The country’s past experience, with the civil war and many other violent events, he said, “is not good,” and religious coexistence, guaranteed by the country’s constitution and political system, is key. As such, the meeting of the country’s top Christian leaders with the pope to address what Francis described as the “worrying” crisis in the country is a “source of hope.”

Lebanon’s three main Christian denominations are the Maronite Catholic Church, the Melkite Catholic Church, and the Eastern Orthodox Church, but there are several other smaller Christian communities from Protestant, Oriental Orthodox and smaller Eastern Catholic denominations. An estimated 35 percent of the country is Christian, and Lebanon is the only nation in the region where Christians retain considerable political power.

Lebanon has a unique power-sharing system, that stipulates that the president has to be a Maronite Christian, the prime minister has to be a Sunni Muslim, and the speaker of parliament has to be a Shia Muslim.

However, since an August 4, 2020 explosion in the port of Beirut, the country has been without government: The previous government resigned in the aftermath of the disaster and the political leadership has been unable to reach an agreement to form a government.

The blast killed 211 people, wounded more than 6,000 and damaged entire neighborhoods.

The papal foundation Aid to the Church in Need (ACN), is currently carrying out over 50 projects in Lebanon and contributed almost 4 million euros ($4.9 million) through various efforts, mainly rebuilding in the Christian quarter of Beirut following the explosion, but also for the support of the work of priests and religious and for the work of the Church in welcoming and supporting refugees from Syria.

On Tuesday, they released a statement welcoming the announcement of the emergency meeting in the Vatican, saying that “Lebanon needs our prayers and our solidarity more urgently than ever.”

Responding to the announcement, Dr. Thomas Heine-Geldern, the executive president, said that ACN is “delighted to hear this announcement and welcomes it unreservedly. By means of it the Holy Father is showing how greatly concerned he is for the fate of the people of Lebanon. Lebanon is the linchpin and cornerstone of Christianity in the Middle East and needs our solidarity and prayers more urgently than ever.”

Quoting Pope John Paul II, Heine-Geldern said Lebanon “is more than a country – Lebanon is a message.”

“However, the future of Christianity in the region that was the birthplace of our faith has become increasingly bleak in recent years,” he continued. “The exodus of Christians from Lebanon and the neighboring countries of the Middle East is continuing unabated.
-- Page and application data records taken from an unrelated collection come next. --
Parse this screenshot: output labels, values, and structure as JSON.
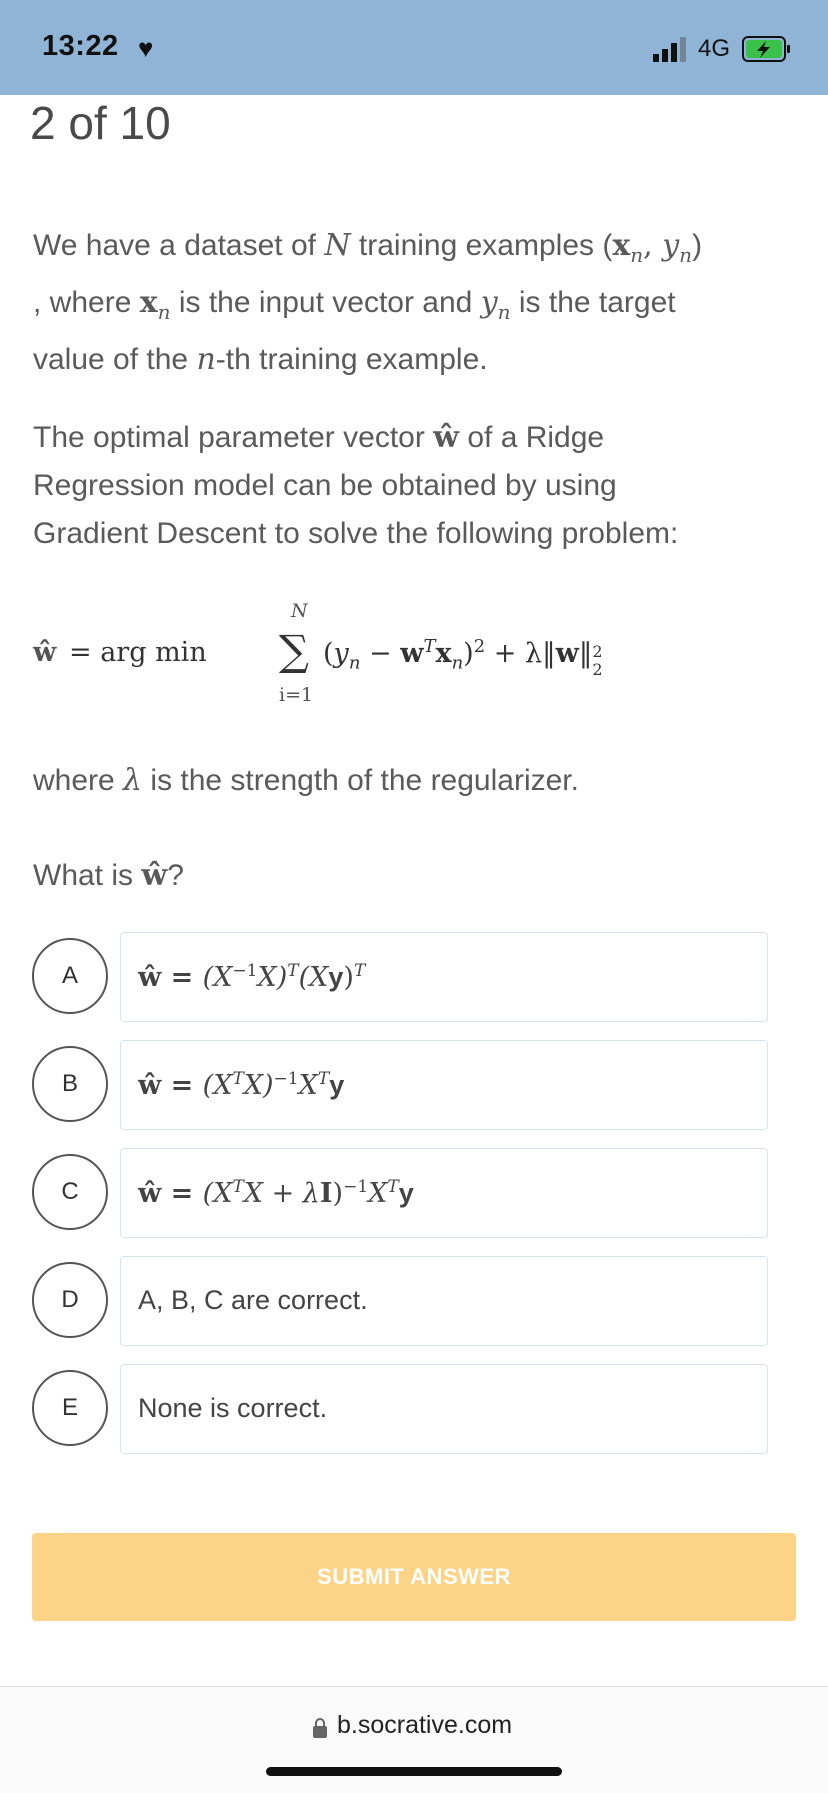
{
  "status_bar": {
    "time": "13:22",
    "network": "4G"
  },
  "quiz": {
    "progress": "2 of 10"
  },
  "question": {
    "p1": {
      "a": "We have a dataset of ",
      "N": "N",
      "b": " training examples (",
      "x": "x",
      "sub_n": "n",
      "comma": ", ",
      "y": "y",
      "c": ")",
      "d": ", where ",
      "e": " is the input vector and ",
      "f": " is the target",
      "g": "value of the ",
      "h": "-th training example."
    },
    "p2": {
      "a": "The optimal parameter vector ",
      "w": "w",
      "hat": "^",
      "b": " of a Ridge",
      "c": "Regression model can be obtained by using",
      "d": "Gradient Descent to solve the following  problem:"
    },
    "formula": {
      "argmin": "= arg min",
      "sum_top": "N",
      "sum_sym": "∑",
      "sum_bot": "i=1",
      "lhs_hat": "ŵ",
      "open": "(",
      "minus": " − ",
      "T": "T",
      "sq": "2",
      "plus_lambda": " + λ‖",
      "norm_close": "‖",
      "norm_sub": "2",
      "norm_sup": "2"
    },
    "p3": {
      "a": "where ",
      "lambda": "λ",
      "b": " is the strength of the regularizer."
    },
    "p4": {
      "a": "What is ",
      "b": "?"
    }
  },
  "options": [
    {
      "letter": "A",
      "math": {
        "lhs": "ŵ = ",
        "pre": "(X",
        "sup1": "−1",
        "mid": "X)",
        "sup2": "T",
        "mid2": "(X",
        "y": "y",
        "close": ")",
        "sup3": "T"
      }
    },
    {
      "letter": "B",
      "math": {
        "lhs": "ŵ = ",
        "pre": "(X",
        "sup1": "T",
        "mid": "X)",
        "sup2": "−1",
        "mid2": "X",
        "sup3": "T",
        "y": "y"
      }
    },
    {
      "letter": "C",
      "math": {
        "lhs": "ŵ = ",
        "pre": "(X",
        "sup1": "T",
        "mid": "X + λ",
        "I": "I",
        "close": ")",
        "sup2": "−1",
        "mid2": "X",
        "sup3": "T",
        "y": "y"
      }
    },
    {
      "letter": "D",
      "text": "A, B, C are correct."
    },
    {
      "letter": "E",
      "text": "None is correct."
    }
  ],
  "submit": {
    "label": "SUBMIT ANSWER",
    "color": "#fdd487"
  },
  "browser": {
    "url": "b.socrative.com"
  }
}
We are witnessing this situation at first hand through our project partners. Political instability, corruption and economic crisis are tearing Lebanon apart.”

Archbishop Joseph Spiteri, the papal representative in Lebanon, said that the Vatican summit will be held in the spirit of the one held in Bari in 2018, under the auspice of “Mediterranean, frontier of peace.”

In remarks to L’Orient-Le Jour, Spiteri also regretted the fact that there’s been no positive outcome on the negotiations to create a government, even when the deadline for new elections is “looming. One wonders what game someone is playing.”

The nuncio is also convinced that there are “external causes” behind the governmental impasse. He refused, however, to place the responsibility on one side or the other.